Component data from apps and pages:
╔══

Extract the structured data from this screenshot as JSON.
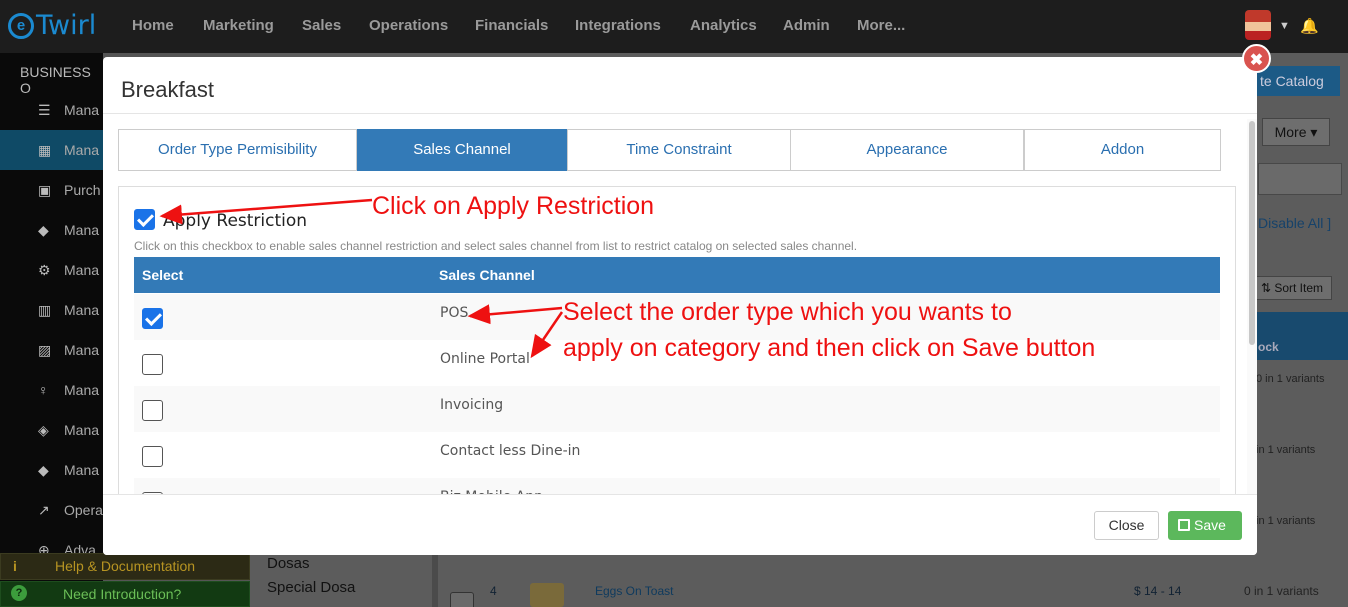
{
  "app": {
    "brand": "Twirl",
    "nav": [
      "Home",
      "Marketing",
      "Sales",
      "Operations",
      "Financials",
      "Integrations",
      "Analytics",
      "Admin",
      "More..."
    ]
  },
  "sidebar": {
    "title": "BUSINESS O",
    "items": [
      {
        "icon": "list-icon",
        "label": "Mana"
      },
      {
        "icon": "table-icon",
        "label": "Mana",
        "active": true
      },
      {
        "icon": "document-icon",
        "label": "Purch"
      },
      {
        "icon": "tags-icon",
        "label": "Mana"
      },
      {
        "icon": "cogs-icon",
        "label": "Mana"
      },
      {
        "icon": "bank-icon",
        "label": "Mana"
      },
      {
        "icon": "image-icon",
        "label": "Mana"
      },
      {
        "icon": "person-icon",
        "label": "Mana"
      },
      {
        "icon": "ticket-icon",
        "label": "Mana"
      },
      {
        "icon": "tags-icon",
        "label": "Mana"
      },
      {
        "icon": "chart-icon",
        "label": "Opera"
      },
      {
        "icon": "plus-circle-icon",
        "label": "Adva"
      }
    ],
    "help": "Help & Documentation",
    "intro": "Need Introduction?"
  },
  "background": {
    "catalog_button": "te Catalog",
    "more_button": "More",
    "disable_all": "Disable All ]",
    "sort_item": "Sort Item",
    "column_header": "ock",
    "variants": [
      "0 in 1 variants",
      "in 1 variants",
      "in 1 variants",
      "0 in 1 variants"
    ],
    "categories": [
      "Dosas",
      "Special Dosa"
    ],
    "row": {
      "index": "4",
      "name": "Eggs On Toast",
      "price": "$ 14 - 14",
      "variants": "0 in 1 variants"
    }
  },
  "modal": {
    "title": "Breakfast",
    "tabs": [
      {
        "label": "Order Type Permisibility",
        "active": false
      },
      {
        "label": "Sales Channel",
        "active": true
      },
      {
        "label": "Time Constraint",
        "active": false
      },
      {
        "label": "Appearance",
        "active": false
      },
      {
        "label": "Addon",
        "active": false
      }
    ],
    "apply_restriction": {
      "label": "Apply Restriction",
      "checked": true
    },
    "help_text": "Click on this checkbox to enable sales channel restriction and select sales channel from list to restrict catalog on selected sales channel.",
    "table": {
      "headers": [
        "Select",
        "Sales Channel"
      ],
      "rows": [
        {
          "name": "POS",
          "checked": true
        },
        {
          "name": "Online Portal",
          "checked": false
        },
        {
          "name": "Invoicing",
          "checked": false
        },
        {
          "name": "Contact less Dine-in",
          "checked": false
        },
        {
          "name": "Biz Mobile App",
          "checked": false
        }
      ]
    },
    "buttons": {
      "close": "Close",
      "save": "Save"
    }
  },
  "annotations": {
    "apply": "Click on Apply Restriction",
    "select_line1": "Select the order type which you wants to",
    "select_line2": "apply on category and then click on Save button",
    "color": "#e11111"
  }
}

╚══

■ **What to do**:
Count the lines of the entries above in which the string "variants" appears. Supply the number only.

■ **Finished task**:
6